Beeswax could one day be used to harvest energy from sound, thanks to new research from the University of Exeter.
A new paper, published in Nano Energy, outlines a new way of using the natural and widely-available material to convert mechanical energy into electrical energy.
The new development – known as textile triboelectric nanogenerators – could also generate electrical energy from other mechanical stimuli, such as vibration, touch and rubbing. It unlocks the untapped potential of beeswax in the realm of electronics and opens new possibilities to address the current energy challenge. The unique properties of bees wax could mean that one day, textiles could harvest the noise from their surroundings and turn it into energy.
It has long been though that such devices could lead to the development of cutting-edge technologies that could have a transformative impact in the fields of healthcare, environmental sciences, space exploration, communication and defence. However, until now, solutions were lacking on efficient, low-cost, and environmentally friendly ways to design and make the nanogenerators.
The new study, funded by the UK Engineering and Physical Sciences Research Council (EPSRC) via their Adventurous Manufacturing engineering research, presents a novel approach to this challenge by using beeswax as the active electronic material for the nanogenerators. The team shows that beeswax, has a unique combination of properties that make it an ideal candidate for energy-harvesting and sensing textile technologies. These properties are related to the way it conducts electricity, its shape and structure, and how it behaves when subjected to mechanical stress.
Beeswax is a natural raw material that requires little post-processing. The study also reveals the self-healing and self-cleaning properties of beeswax, which enable the nanogenerators to function effectively even in high levels of humidity and mechanical bending which are common in real-life applications, especially in wearable technology. This is because they need to provide comfort and reliability for the users, who may sweat, wash, or expose their devices to different environments. They also need to conform to the body movements and perform efficiently even when bending and flexing the fabrics.

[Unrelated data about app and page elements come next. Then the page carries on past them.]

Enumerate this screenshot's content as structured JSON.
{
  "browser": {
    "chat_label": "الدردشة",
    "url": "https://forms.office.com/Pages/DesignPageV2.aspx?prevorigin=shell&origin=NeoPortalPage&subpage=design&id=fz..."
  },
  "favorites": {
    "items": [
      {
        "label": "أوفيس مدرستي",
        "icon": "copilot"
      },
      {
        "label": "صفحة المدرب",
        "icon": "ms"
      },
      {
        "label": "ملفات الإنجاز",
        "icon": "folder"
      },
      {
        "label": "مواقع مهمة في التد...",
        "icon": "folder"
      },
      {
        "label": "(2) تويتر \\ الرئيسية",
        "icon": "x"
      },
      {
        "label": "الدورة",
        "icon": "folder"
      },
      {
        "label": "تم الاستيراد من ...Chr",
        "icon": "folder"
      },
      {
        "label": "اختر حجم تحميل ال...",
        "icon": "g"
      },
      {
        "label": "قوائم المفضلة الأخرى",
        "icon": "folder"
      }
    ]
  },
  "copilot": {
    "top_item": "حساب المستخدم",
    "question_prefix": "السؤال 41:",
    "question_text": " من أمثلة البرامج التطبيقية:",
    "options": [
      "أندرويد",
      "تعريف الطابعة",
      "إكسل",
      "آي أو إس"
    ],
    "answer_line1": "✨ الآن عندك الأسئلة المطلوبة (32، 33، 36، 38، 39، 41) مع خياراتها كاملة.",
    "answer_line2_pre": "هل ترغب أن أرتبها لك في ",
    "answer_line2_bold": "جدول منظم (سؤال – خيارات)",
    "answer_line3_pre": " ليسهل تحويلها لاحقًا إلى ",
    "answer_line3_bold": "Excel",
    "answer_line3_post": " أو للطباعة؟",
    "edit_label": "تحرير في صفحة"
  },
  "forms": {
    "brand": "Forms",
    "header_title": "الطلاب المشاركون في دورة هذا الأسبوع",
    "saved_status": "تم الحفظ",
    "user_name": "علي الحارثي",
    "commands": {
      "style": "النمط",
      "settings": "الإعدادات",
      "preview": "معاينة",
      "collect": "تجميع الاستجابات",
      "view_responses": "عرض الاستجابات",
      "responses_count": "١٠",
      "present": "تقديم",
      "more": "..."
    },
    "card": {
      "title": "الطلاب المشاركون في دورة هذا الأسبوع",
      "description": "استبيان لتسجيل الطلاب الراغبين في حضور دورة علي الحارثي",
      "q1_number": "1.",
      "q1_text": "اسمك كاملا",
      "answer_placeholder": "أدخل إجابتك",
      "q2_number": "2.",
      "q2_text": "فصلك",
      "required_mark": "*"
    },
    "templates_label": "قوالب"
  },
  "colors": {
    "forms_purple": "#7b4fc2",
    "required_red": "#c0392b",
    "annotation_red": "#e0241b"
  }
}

Moreover, the study demonstrates that the nanogenerators can not only harvest energy from sound pollution, such as ambient noise and human voice, but also act as self-powered microphones that can detect and differentiate between different voices and emotions. This finding opens new possibilities for voice recognition and emotion detection systems that can be embedded within textiles.
Furthermore, the study explores the potential of the nanogenerators as acoustic hybrid energy harvesters, capable of converting both acoustic pollution and mechanical vibrations, such as those generated by working mechanical engines, into practical electrical energy.
Dr Evgeniya Kovalska, first author of the paper from the University of Exeter’s Engineering Department, said: “Our research represents a significant step forward in the development of sustainable, low-cost, and accessible energy-harvesting textiles with minimal environmental impact. The implications of this work extend across various industries, promising transformative advancements in the integration of self-powered sensing technologies into everyday fabrics.”
Professor Monica Craciun, from the University of Exeter’s Engineering Department, who led the work said: “Textiles equipped with nanogenerators that convert the sounds from conversations into electrical energy open up innovative possibilities for sustainable energy. Imagine sitting in a bustling restaurant or café where the textiles around you, such as curtains, have sound-harvesting technology embedded in them. When people talk, the devices capture sounds from their voices and convert them into electrical power, providing a local and green energy source. This idea is in line with the growing interest in ambient energy harvesting, where power is generated from everyday activities for various purposes..”
Professor Saverio Russo, a co-author of the paper from the University of Exeter’s Physics Department, also pointed out that: “Industrial machinery, such as pumps and compressors, generates low-frequency sounds and vibrations that are often regarded as noise pollution. However, this noise can also be a source of renewable energy if it is captured and converted into electrical power. This is the idea behind one of the applications presented in our paper. These textile nanogenerators could be strategically placed in an industrial setting where numerous machines operate simultaneously and collect the noise produced by them. Instead of wasting this energy, the nanogenerators can transform it into a renewable power source. The potential applications range from powering on-site sensors and monitoring systems to contributing to the facility’s overall energy needs, making industrial processes more sustainable and efficient..
The full paper, titled “Textile Beeswax Triboelectric Nanogenerator as Self-Powered Sound Detectors and Mechano-Acoustic Energy Harvesters by E. Kovalska et al”, is available online .